*** Data shown ***

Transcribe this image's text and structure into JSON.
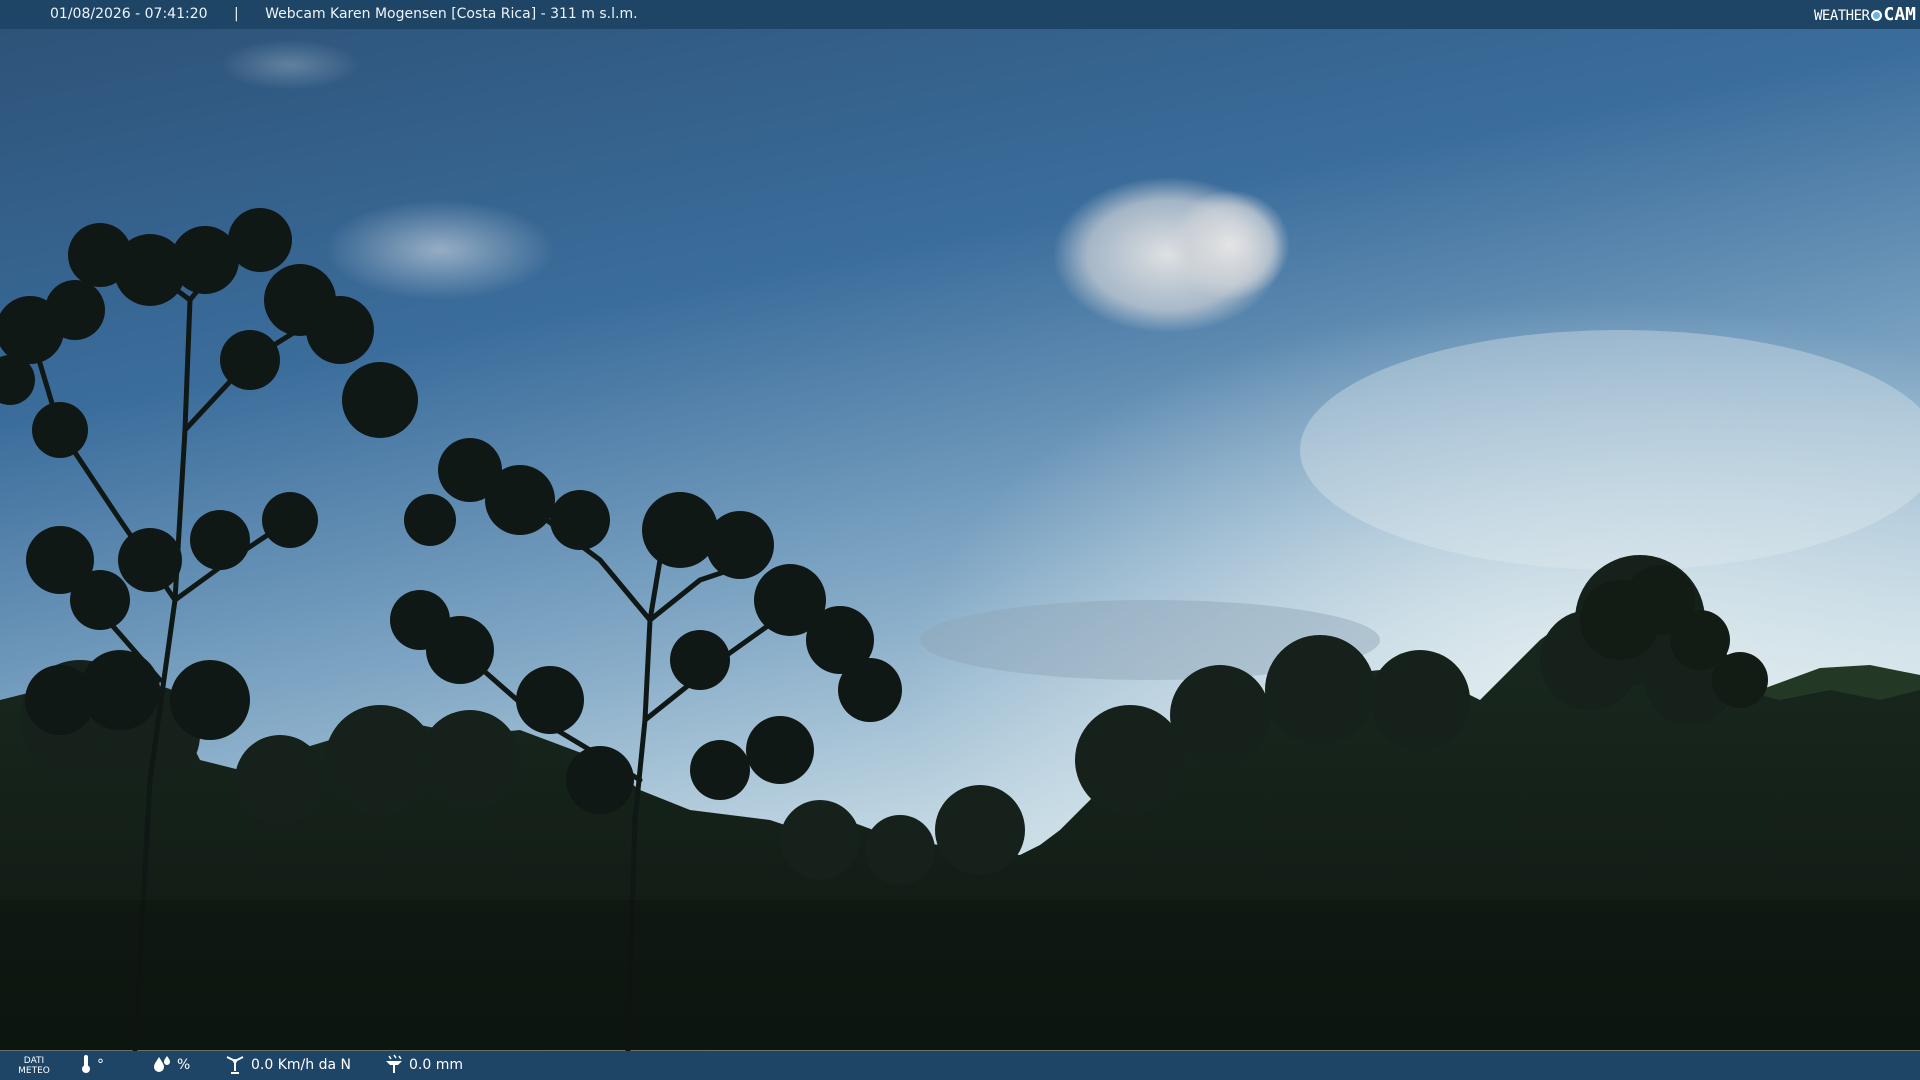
{
  "header": {
    "datetime": "01/08/2026 - 07:41:20",
    "separator": "|",
    "location": "Webcam Karen Mogensen [Costa Rica] - 311 m s.l.m."
  },
  "brand": {
    "prefix": "WEATHER",
    "suffix": "CAM"
  },
  "footer": {
    "dati_line1": "DATI",
    "dati_line2": "METEO",
    "temperature": "°",
    "humidity": "%",
    "wind": "0.0 Km/h da N",
    "rain": "0.0 mm"
  },
  "colors": {
    "bar": "#1e4466",
    "sky_top": "#2f5579",
    "sky_bottom": "#cfe0e8",
    "foliage": "#111a14"
  },
  "icons": {
    "temperature": "thermometer-icon",
    "humidity": "drops-icon",
    "wind": "wind-icon",
    "rain": "rain-gauge-icon"
  }
}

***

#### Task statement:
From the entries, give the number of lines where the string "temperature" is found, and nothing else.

#### Response area:
2